(Data records for software interfaces)
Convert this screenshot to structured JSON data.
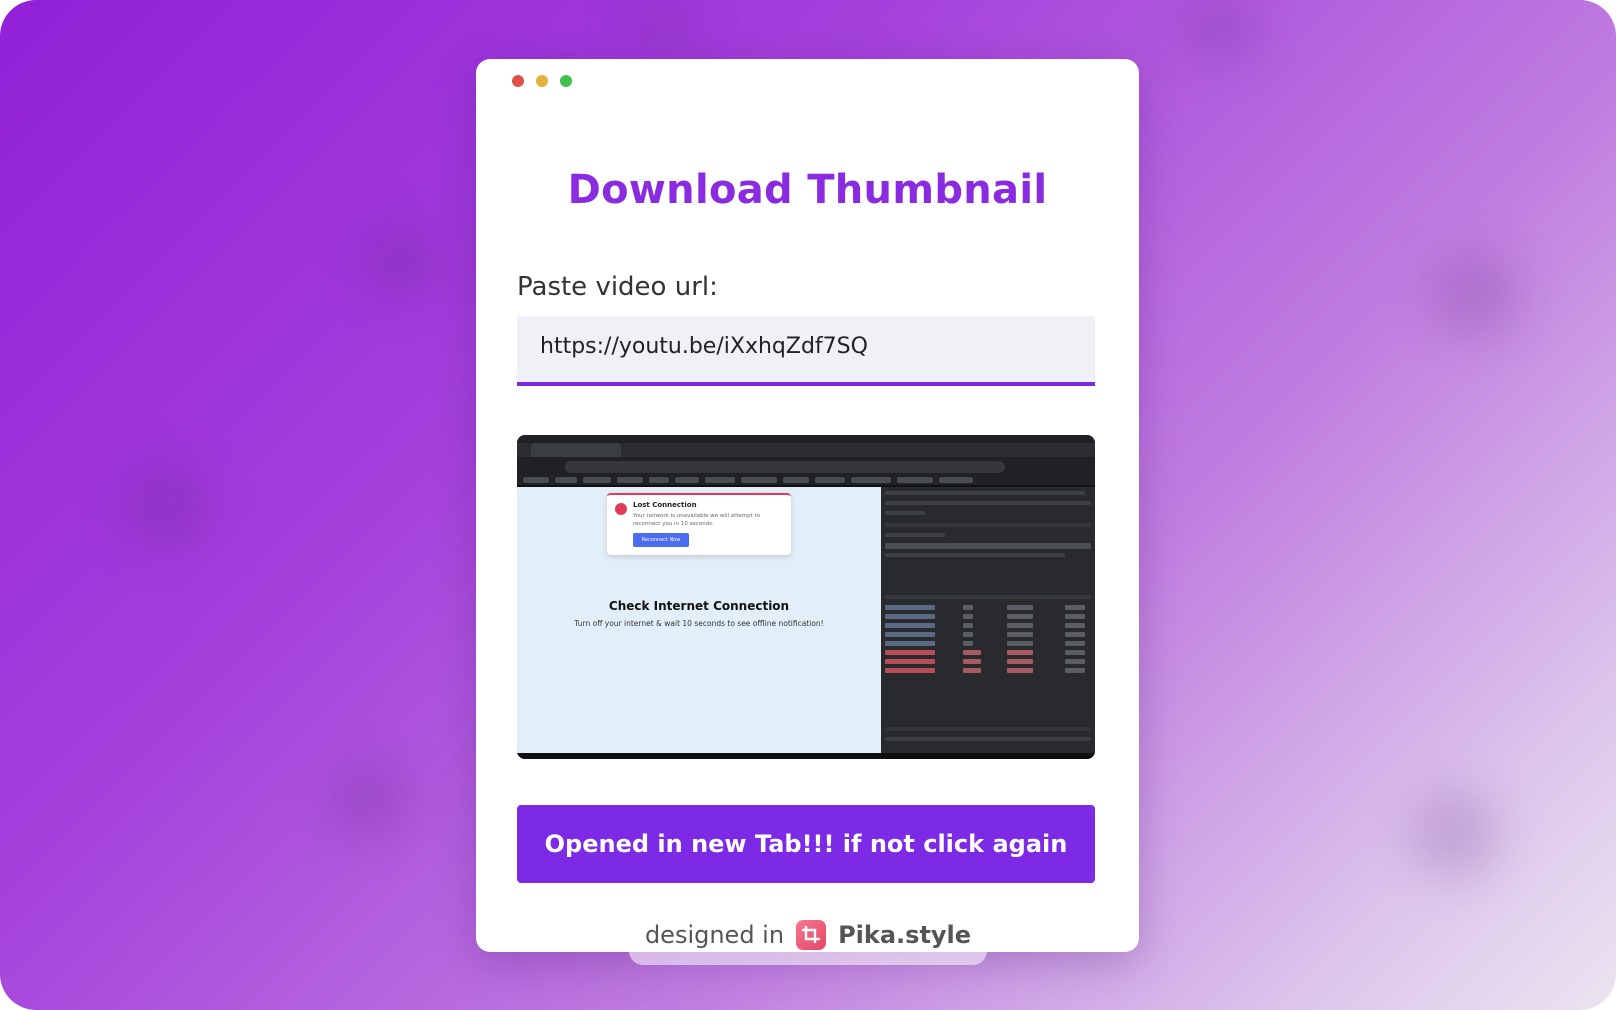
{
  "colors": {
    "accent": "#7c2ae6",
    "title": "#8a2be2",
    "traffic_red": "#e0504a",
    "traffic_yellow": "#e7b03a",
    "traffic_green": "#3fbf4b"
  },
  "app": {
    "title": "Download Thumbnail",
    "url_label": "Paste video url:",
    "url_value": "https://youtu.be/iXxhqZdf7SQ",
    "action_button": "Opened in new Tab!!! if not click again"
  },
  "thumbnail": {
    "popup_title": "Lost Connection",
    "popup_text": "Your network is unavailable we will attempt to reconnect you in 10 seconds.",
    "popup_button": "Reconnect Now",
    "heading": "Check Internet Connection",
    "subtext": "Turn off your internet & wait 10 seconds to see offline notification!"
  },
  "footer": {
    "designed_in": "designed in",
    "brand": "Pika.style",
    "brand_icon": "crop-icon"
  }
}
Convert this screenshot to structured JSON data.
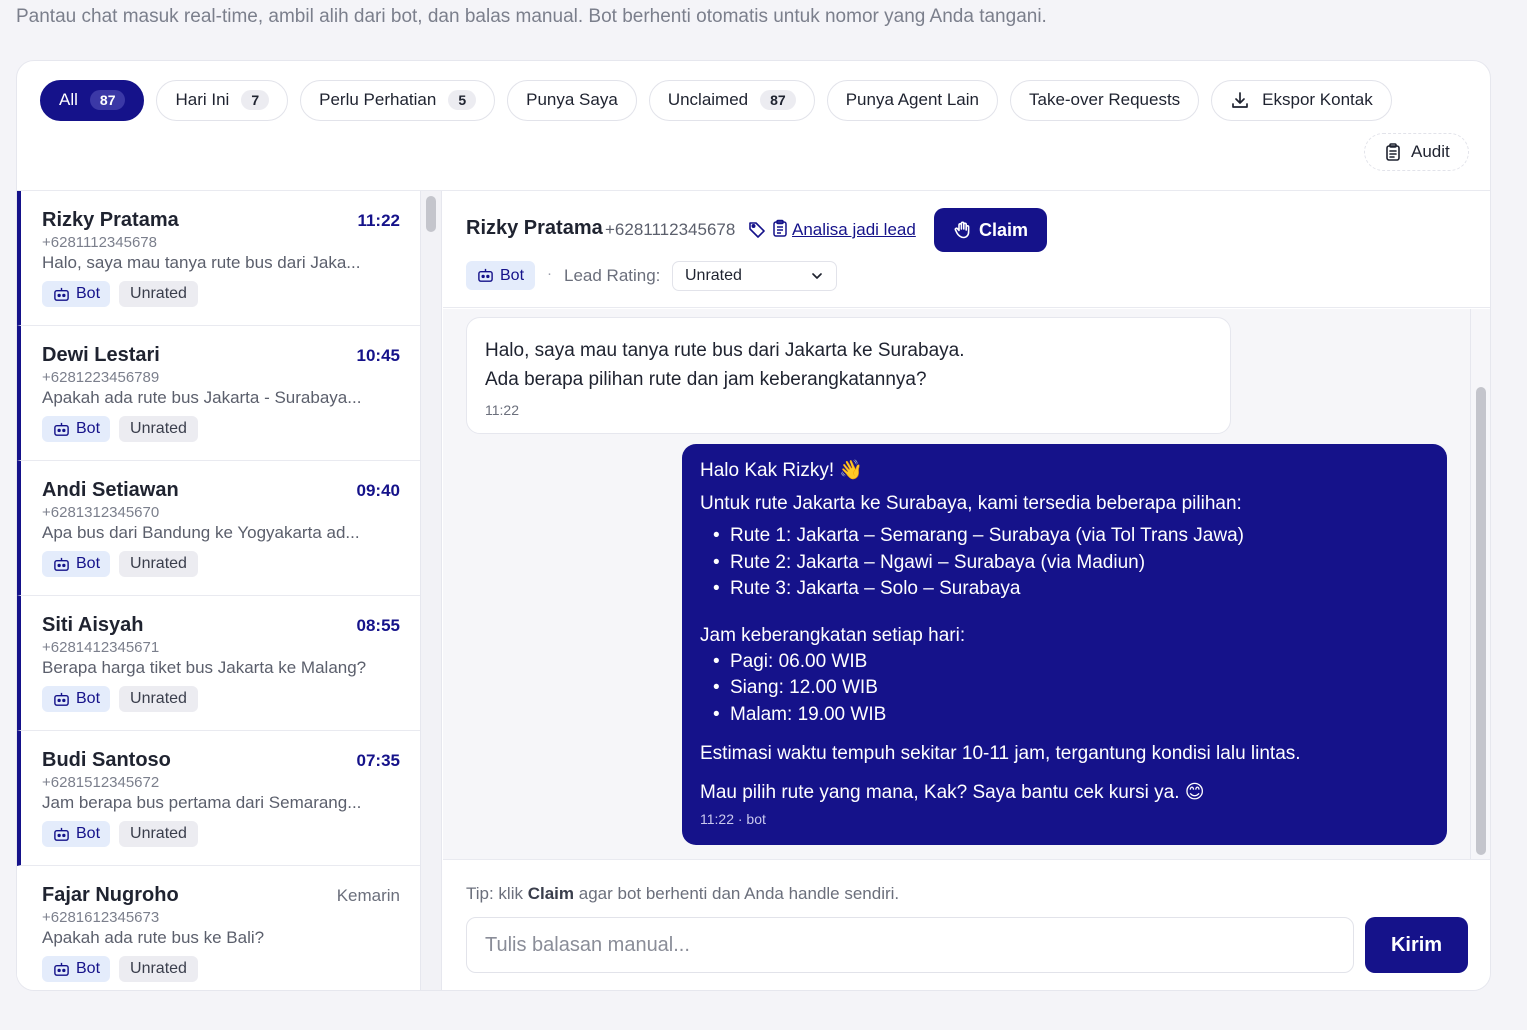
{
  "page": {
    "subtitle": "Pantau chat masuk real-time, ambil alih dari bot, dan balas manual. Bot berhenti otomatis untuk nomor yang Anda tangani."
  },
  "filters": [
    {
      "label": "All",
      "count": "87"
    },
    {
      "label": "Hari Ini",
      "count": "7"
    },
    {
      "label": "Perlu Perhatian",
      "count": "5"
    },
    {
      "label": "Punya Saya"
    },
    {
      "label": "Unclaimed",
      "count": "87"
    },
    {
      "label": "Punya Agent Lain"
    },
    {
      "label": "Take-over Requests"
    },
    {
      "label": "Ekspor Kontak"
    }
  ],
  "audit_label": "Audit",
  "conversations": [
    {
      "name": "Rizky Pratama",
      "time": "11:22",
      "phone": "+6281112345678",
      "preview": "Halo, saya mau tanya rute bus dari Jaka...",
      "bot": "Bot",
      "rating": "Unrated"
    },
    {
      "name": "Dewi Lestari",
      "time": "10:45",
      "phone": "+6281223456789",
      "preview": "Apakah ada rute bus Jakarta - Surabaya...",
      "bot": "Bot",
      "rating": "Unrated"
    },
    {
      "name": "Andi Setiawan",
      "time": "09:40",
      "phone": "+6281312345670",
      "preview": "Apa bus dari Bandung ke Yogyakarta ad...",
      "bot": "Bot",
      "rating": "Unrated"
    },
    {
      "name": "Siti Aisyah",
      "time": "08:55",
      "phone": "+6281412345671",
      "preview": "Berapa harga tiket bus Jakarta ke Malang?",
      "bot": "Bot",
      "rating": "Unrated"
    },
    {
      "name": "Budi Santoso",
      "time": "07:35",
      "phone": "+6281512345672",
      "preview": "Jam berapa bus pertama dari Semarang...",
      "bot": "Bot",
      "rating": "Unrated"
    },
    {
      "name": "Fajar Nugroho",
      "time": "Kemarin",
      "phone": "+6281612345673",
      "preview": "Apakah ada rute bus ke Bali?",
      "bot": "Bot",
      "rating": "Unrated"
    }
  ],
  "chat": {
    "name": "Rizky Pratama",
    "phone": "+6281112345678",
    "lead_link": "Analisa jadi lead",
    "claim_label": "Claim",
    "bot_tag": "Bot",
    "dot": "·",
    "rating_label": "Lead Rating:",
    "rating_value": "Unrated",
    "incoming": {
      "line1": "Halo, saya mau tanya rute bus dari Jakarta ke Surabaya.",
      "line2": "Ada berapa pilihan rute dan jam keberangkatannya?",
      "time": "11:22"
    },
    "outgoing": {
      "greeting": "Halo Kak Rizky! 👋",
      "intro": "Untuk rute Jakarta ke Surabaya, kami tersedia beberapa pilihan:",
      "routes": [
        "Rute 1: Jakarta – Semarang – Surabaya (via Tol Trans Jawa)",
        "Rute 2: Jakarta – Ngawi – Surabaya (via Madiun)",
        "Rute 3: Jakarta – Solo – Surabaya"
      ],
      "schedule_title": "Jam keberangkatan setiap hari:",
      "schedule": [
        "Pagi: 06.00 WIB",
        "Siang: 12.00 WIB",
        "Malam: 19.00 WIB"
      ],
      "estimate": "Estimasi waktu tempuh sekitar 10-11 jam, tergantung kondisi lalu lintas.",
      "closing": "Mau pilih rute yang mana, Kak? Saya bantu cek kursi ya. 😊",
      "meta": "11:22 · bot"
    }
  },
  "composer": {
    "tip_prefix": "Tip: klik ",
    "tip_bold": "Claim",
    "tip_suffix": " agar bot berhenti dan Anda handle sendiri.",
    "placeholder": "Tulis balasan manual...",
    "send_label": "Kirim"
  },
  "colors": {
    "accent": "#15128a",
    "bot_tag_bg": "#e4ecfb",
    "unrated_bg": "#ececf1",
    "page_bg": "#f4f4f8"
  }
}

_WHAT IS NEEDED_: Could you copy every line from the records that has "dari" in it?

_ANSWER TO THIS EXERCISE_:
    "subtitle": "Pantau chat masuk real-time, ambil alih dari bot, dan balas manual. Bot berhenti otomatis untuk nomor yang Anda tangani."
      "preview": "Halo, saya mau tanya rute bus dari Jaka...",
      "preview": "Apa bus dari Bandung ke Yogyakarta ad...",
      "preview": "Jam berapa bus pertama dari Semarang...",
      "line1": "Halo, saya mau tanya rute bus dari Jakarta ke Surabaya.",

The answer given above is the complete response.